Among the lines below, which ones contain the word "подключение"? Copy every such line.
── MATERIAL SUPPLIED
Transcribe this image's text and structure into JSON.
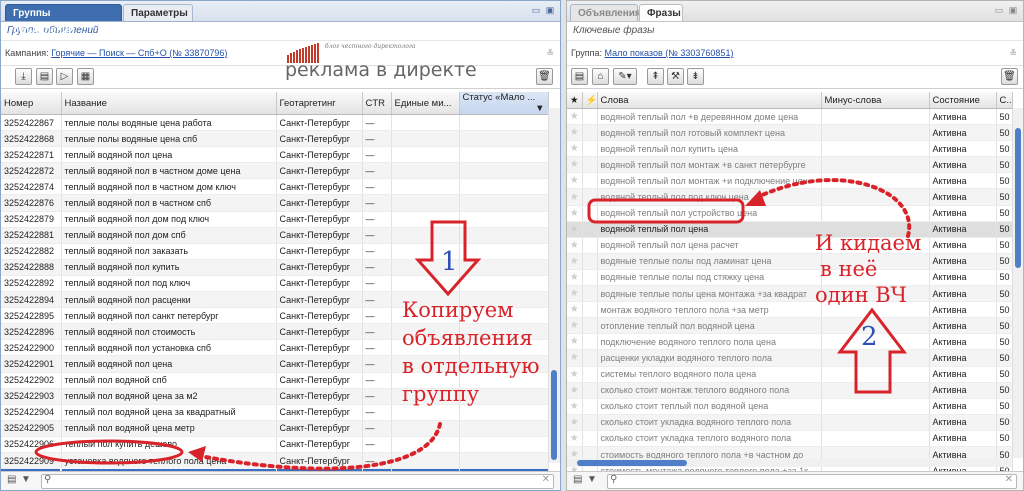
{
  "left": {
    "tabs": [
      {
        "label": "Группы объявлений"
      },
      {
        "label": "Параметры"
      }
    ],
    "subtitle": "Группы объявлений",
    "campaign_label": "Кампания:",
    "campaign_link": "Горячие — Поиск — Спб+О (№ 33870796)",
    "brand_small": "блог честного директолога",
    "brand_big": "реклама в директе",
    "columns": [
      "Номер",
      "Название",
      "Геотаргетинг",
      "CTR",
      "Единые ми...",
      "Статус «Мало ..."
    ],
    "rows": [
      [
        "3252422867",
        "теплые полы водяные цена работа",
        "Санкт-Петербург",
        "—"
      ],
      [
        "3252422868",
        "теплые полы водяные цена спб",
        "Санкт-Петербург",
        "—"
      ],
      [
        "3252422871",
        "теплый водяной пол цена",
        "Санкт-Петербург",
        "—"
      ],
      [
        "3252422872",
        "теплый водяной пол в частном доме цена",
        "Санкт-Петербург",
        "—"
      ],
      [
        "3252422874",
        "теплый водяной пол в частном дом ключ",
        "Санкт-Петербург",
        "—"
      ],
      [
        "3252422876",
        "теплый водяной пол в частном спб",
        "Санкт-Петербург",
        "—"
      ],
      [
        "3252422879",
        "теплый водяной пол дом под ключ",
        "Санкт-Петербург",
        "—"
      ],
      [
        "3252422881",
        "теплый водяной пол дом спб",
        "Санкт-Петербург",
        "—"
      ],
      [
        "3252422882",
        "теплый водяной пол заказать",
        "Санкт-Петербург",
        "—"
      ],
      [
        "3252422888",
        "теплый водяной пол купить",
        "Санкт-Петербург",
        "—"
      ],
      [
        "3252422892",
        "теплый водяной пол под ключ",
        "Санкт-Петербург",
        "—"
      ],
      [
        "3252422894",
        "теплый водяной пол расценки",
        "Санкт-Петербург",
        "—"
      ],
      [
        "3252422895",
        "теплый водяной пол санкт петербург",
        "Санкт-Петербург",
        "—"
      ],
      [
        "3252422896",
        "теплый водяной пол стоимость",
        "Санкт-Петербург",
        "—"
      ],
      [
        "3252422900",
        "теплый водяной пол установка спб",
        "Санкт-Петербург",
        "—"
      ],
      [
        "3252422901",
        "теплый водяной пол цена",
        "Санкт-Петербург",
        "—"
      ],
      [
        "3252422902",
        "теплый пол водяной спб",
        "Санкт-Петербург",
        "—"
      ],
      [
        "3252422903",
        "теплый пол водяной цена за м2",
        "Санкт-Петербург",
        "—"
      ],
      [
        "3252422904",
        "теплый пол водяной цена за квадратный",
        "Санкт-Петербург",
        "—"
      ],
      [
        "3252422905",
        "теплый пол водяной цена метр",
        "Санкт-Петербург",
        "—"
      ],
      [
        "3252422906",
        "теплый пол купить дешево",
        "Санкт-Петербург",
        "—"
      ],
      [
        "3252422909",
        "установка водяного теплого пола цена",
        "Санкт-Петербург",
        "—"
      ]
    ],
    "selected_row": [
      "33037",
      "0851",
      "Мало показов",
      "",
      "Санкт-Петербург",
      "—"
    ]
  },
  "right": {
    "tabs": [
      {
        "label": "Объявления"
      },
      {
        "label": "Фразы"
      }
    ],
    "subtitle": "Ключевые фразы",
    "group_label": "Группа:",
    "group_link": "Мало показов (№ 3303760851)",
    "columns": [
      "Слова",
      "Минус-слова",
      "Состояние",
      "С..."
    ],
    "rows": [
      [
        "водяной теплый пол +в деревянном доме цена",
        "Активна",
        "50"
      ],
      [
        "водяной теплый пол готовый комплект цена",
        "Активна",
        "50"
      ],
      [
        "водяной теплый пол купить цена",
        "Активна",
        "50"
      ],
      [
        "водяной теплый пол монтаж +в санкт петербурге",
        "Активна",
        "50"
      ],
      [
        "водяной теплый пол монтаж +и подключение цен",
        "Активна",
        "50"
      ],
      [
        "водяной теплый пол под ключ цена",
        "Активна",
        "50"
      ],
      [
        "водяной теплый пол устройство цена",
        "Активна",
        "50"
      ],
      [
        "водяной теплый пол цена",
        "Активна",
        "50"
      ],
      [
        "водяной теплый пол цена расчет",
        "Активна",
        "50"
      ],
      [
        "водяные теплые полы под ламинат цена",
        "Активна",
        "50"
      ],
      [
        "водяные теплые полы под стяжку цена",
        "Активна",
        "50"
      ],
      [
        "водяные теплые полы цена монтажа +за квадрат",
        "Активна",
        "50"
      ],
      [
        "монтаж водяного теплого пола +за метр",
        "Активна",
        "50"
      ],
      [
        "отопление теплый пол водяной цена",
        "Активна",
        "50"
      ],
      [
        "подключение водяного теплого пола цена",
        "Активна",
        "50"
      ],
      [
        "расценки укладки водяного теплого пола",
        "Активна",
        "50"
      ],
      [
        "системы теплого водяного пола цена",
        "Активна",
        "50"
      ],
      [
        "сколько стоит монтаж теплого водяного пола",
        "Активна",
        "50"
      ],
      [
        "сколько стоит теплый пол водяной цена",
        "Активна",
        "50"
      ],
      [
        "сколько стоит укладка водяного теплого пола",
        "Активна",
        "50"
      ],
      [
        "сколько стоит укладка теплого водяного пола",
        "Активна",
        "50"
      ],
      [
        "стоимость водяного теплого пола +в частном до",
        "Активна",
        "50"
      ],
      [
        "стоимость монтажа водяного теплого пола +за 1к",
        "Активна",
        "50"
      ],
      [
        "стоимость теплых водяных пол +в доме",
        "Активна",
        "50"
      ]
    ]
  },
  "annotations": {
    "num1": "1",
    "num2": "2",
    "left_text": [
      "Копируем",
      "объявления",
      "в отдельную",
      "группу"
    ],
    "right_text": [
      "И кидаем",
      "в неё",
      "один ВЧ"
    ],
    "color": "#d9232a"
  },
  "colors": {
    "accent": "#3e6db0",
    "selection": "#3a6fc5",
    "scroll_thumb": "#4f7fc8"
  }
}
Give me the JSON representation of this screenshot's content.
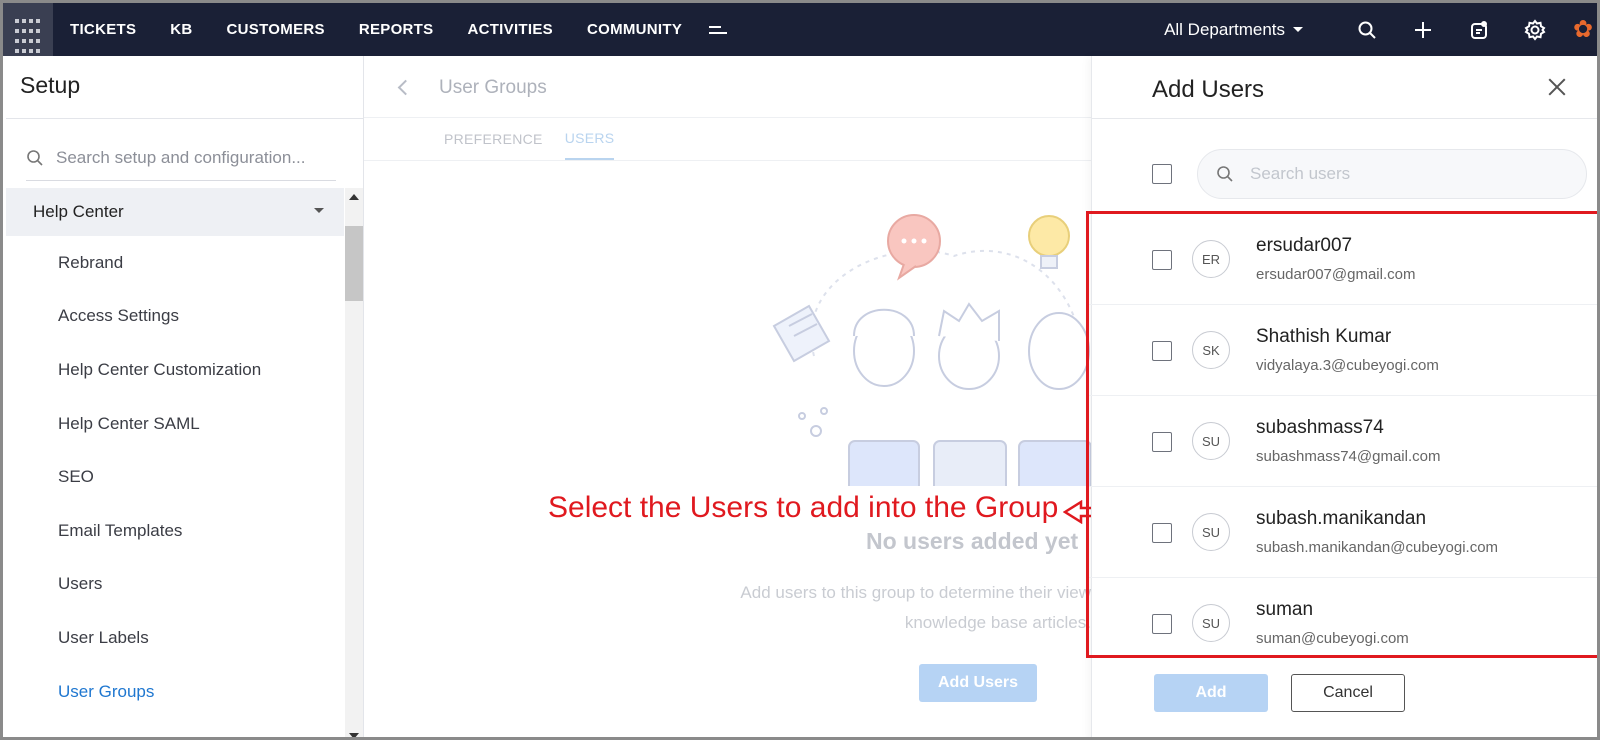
{
  "topnav": {
    "items": [
      "TICKETS",
      "KB",
      "CUSTOMERS",
      "REPORTS",
      "ACTIVITIES",
      "COMMUNITY"
    ],
    "department": "All Departments"
  },
  "setup": {
    "title": "Setup",
    "search_placeholder": "Search setup and configuration...",
    "section": "Help Center",
    "items": [
      "Rebrand",
      "Access Settings",
      "Help Center Customization",
      "Help Center SAML",
      "SEO",
      "Email Templates",
      "Users",
      "User Labels",
      "User Groups"
    ],
    "active_item": "User Groups"
  },
  "main": {
    "title": "User Groups",
    "tabs": [
      "PREFERENCE",
      "USERS"
    ],
    "active_tab": "USERS",
    "empty_title": "No users added yet",
    "empty_desc_line1": "Add users to this group to determine their view",
    "empty_desc_line2": "knowledge base articles.",
    "add_users_button": "Add Users"
  },
  "annotation": {
    "text": "Select the Users to add into the Group",
    "color": "#e0191f"
  },
  "drawer": {
    "title": "Add Users",
    "search_placeholder": "Search users",
    "users": [
      {
        "initials": "ER",
        "name": "ersudar007",
        "email": "ersudar007@gmail.com"
      },
      {
        "initials": "SK",
        "name": "Shathish Kumar",
        "email": "vidyalaya.3@cubeyogi.com"
      },
      {
        "initials": "SU",
        "name": "subashmass74",
        "email": "subashmass74@gmail.com"
      },
      {
        "initials": "SU",
        "name": "subash.manikandan",
        "email": "subash.manikandan@cubeyogi.com"
      },
      {
        "initials": "SU",
        "name": "suman",
        "email": "suman@cubeyogi.com"
      }
    ],
    "add_button": "Add",
    "cancel_button": "Cancel"
  },
  "colors": {
    "nav_bg": "#1a2036",
    "accent": "#1f77d0",
    "button_disabled": "#b6d3f4"
  }
}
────
## TASK SOLUTION
        "водяной теплый пол монтаж +и подключение цен",
        "подключение водяного теплого пола цена",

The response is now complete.